> **WHAT YOU HAVE TO DO**: Within the material below, tally every line that holds the word "sent", then give the tally and nothing more.

=== Section Start ===

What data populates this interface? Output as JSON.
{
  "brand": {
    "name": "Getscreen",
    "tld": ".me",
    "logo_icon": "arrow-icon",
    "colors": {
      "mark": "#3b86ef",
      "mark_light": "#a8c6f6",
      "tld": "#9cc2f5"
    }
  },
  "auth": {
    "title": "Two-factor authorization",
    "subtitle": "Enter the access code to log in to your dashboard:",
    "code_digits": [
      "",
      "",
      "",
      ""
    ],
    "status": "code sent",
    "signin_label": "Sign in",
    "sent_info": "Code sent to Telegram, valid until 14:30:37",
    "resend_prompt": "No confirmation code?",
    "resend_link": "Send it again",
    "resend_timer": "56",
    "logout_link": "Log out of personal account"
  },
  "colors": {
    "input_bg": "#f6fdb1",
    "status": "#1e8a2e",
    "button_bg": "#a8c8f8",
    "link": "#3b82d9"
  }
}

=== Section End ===

> **OUTPUT OF THE TASK**: 2